    • About Accenture Accenture is a global management consulting, technology services and outsourcing company, with approximately 289,000 people serving clients in more than 120 countries. Combining unparalleled experience, comprehensive capabilities across all industries and business functions, and extensive research on the world’s most successful companies, Accenture collaborates with clients to help them become high-performance businesses and governments. The company generated net revenues of US$28.6 billion for the fiscal year ended Aug. 31, 2013. Its home page is www.accenture.com Copyright © 2014 Accenture All rights reserved. Accenture, its logo, and High Performance Delivered are trademarks of Accenture.
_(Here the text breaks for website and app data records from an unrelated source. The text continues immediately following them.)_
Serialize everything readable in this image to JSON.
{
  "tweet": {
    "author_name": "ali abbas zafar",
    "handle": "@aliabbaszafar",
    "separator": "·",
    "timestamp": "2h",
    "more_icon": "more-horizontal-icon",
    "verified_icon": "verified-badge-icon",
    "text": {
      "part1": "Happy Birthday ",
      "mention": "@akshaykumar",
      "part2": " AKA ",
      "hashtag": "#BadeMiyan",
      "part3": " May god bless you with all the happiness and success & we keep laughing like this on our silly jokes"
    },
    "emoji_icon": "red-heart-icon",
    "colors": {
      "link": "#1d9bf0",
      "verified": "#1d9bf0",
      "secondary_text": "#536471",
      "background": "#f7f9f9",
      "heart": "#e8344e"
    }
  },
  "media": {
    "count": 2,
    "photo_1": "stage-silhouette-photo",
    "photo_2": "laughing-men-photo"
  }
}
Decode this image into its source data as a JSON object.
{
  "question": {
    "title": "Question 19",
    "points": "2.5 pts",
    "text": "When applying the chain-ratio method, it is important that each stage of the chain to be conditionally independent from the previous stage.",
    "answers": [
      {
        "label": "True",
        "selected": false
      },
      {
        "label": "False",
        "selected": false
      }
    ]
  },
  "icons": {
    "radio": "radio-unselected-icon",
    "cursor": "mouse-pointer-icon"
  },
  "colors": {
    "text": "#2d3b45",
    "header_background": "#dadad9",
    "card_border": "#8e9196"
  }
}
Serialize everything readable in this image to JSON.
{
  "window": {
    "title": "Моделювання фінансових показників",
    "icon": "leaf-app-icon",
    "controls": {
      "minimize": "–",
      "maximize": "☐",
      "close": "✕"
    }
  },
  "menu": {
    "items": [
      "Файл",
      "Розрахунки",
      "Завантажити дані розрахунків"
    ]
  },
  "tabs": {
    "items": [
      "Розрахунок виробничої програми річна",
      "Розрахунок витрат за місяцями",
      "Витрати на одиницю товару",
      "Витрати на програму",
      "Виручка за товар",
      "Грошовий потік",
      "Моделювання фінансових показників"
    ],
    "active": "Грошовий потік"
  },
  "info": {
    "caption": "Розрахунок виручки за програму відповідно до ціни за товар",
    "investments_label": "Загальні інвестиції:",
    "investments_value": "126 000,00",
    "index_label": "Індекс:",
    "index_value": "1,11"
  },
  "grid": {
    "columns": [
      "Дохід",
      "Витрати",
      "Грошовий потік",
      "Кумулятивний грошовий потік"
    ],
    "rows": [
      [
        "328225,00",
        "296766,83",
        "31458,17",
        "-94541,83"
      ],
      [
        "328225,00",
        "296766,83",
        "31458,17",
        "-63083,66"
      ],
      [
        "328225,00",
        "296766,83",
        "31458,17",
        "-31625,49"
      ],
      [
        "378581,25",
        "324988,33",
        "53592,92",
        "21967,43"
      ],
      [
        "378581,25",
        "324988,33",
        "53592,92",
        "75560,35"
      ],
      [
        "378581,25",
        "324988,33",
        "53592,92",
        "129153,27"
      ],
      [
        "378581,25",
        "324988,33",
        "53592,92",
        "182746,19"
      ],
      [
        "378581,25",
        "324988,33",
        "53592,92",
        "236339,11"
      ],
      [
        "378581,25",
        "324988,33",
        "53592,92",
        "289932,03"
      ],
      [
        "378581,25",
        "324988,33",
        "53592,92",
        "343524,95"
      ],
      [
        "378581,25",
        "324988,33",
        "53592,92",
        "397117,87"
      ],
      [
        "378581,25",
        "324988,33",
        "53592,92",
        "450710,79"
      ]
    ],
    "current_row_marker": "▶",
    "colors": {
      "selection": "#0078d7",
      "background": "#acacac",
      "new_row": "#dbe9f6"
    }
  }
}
Visit our sites to learn more: www.accenture.com/ceobriefing www.accenture.com/EuropeEconomicGrowth or join the conversation via: @AccentureStrat www.facebook.com/accenturestrategy www.linkedin.com/company/accenture-strategy For more information about Accenture Strategy visit: www.accenture.com/strategy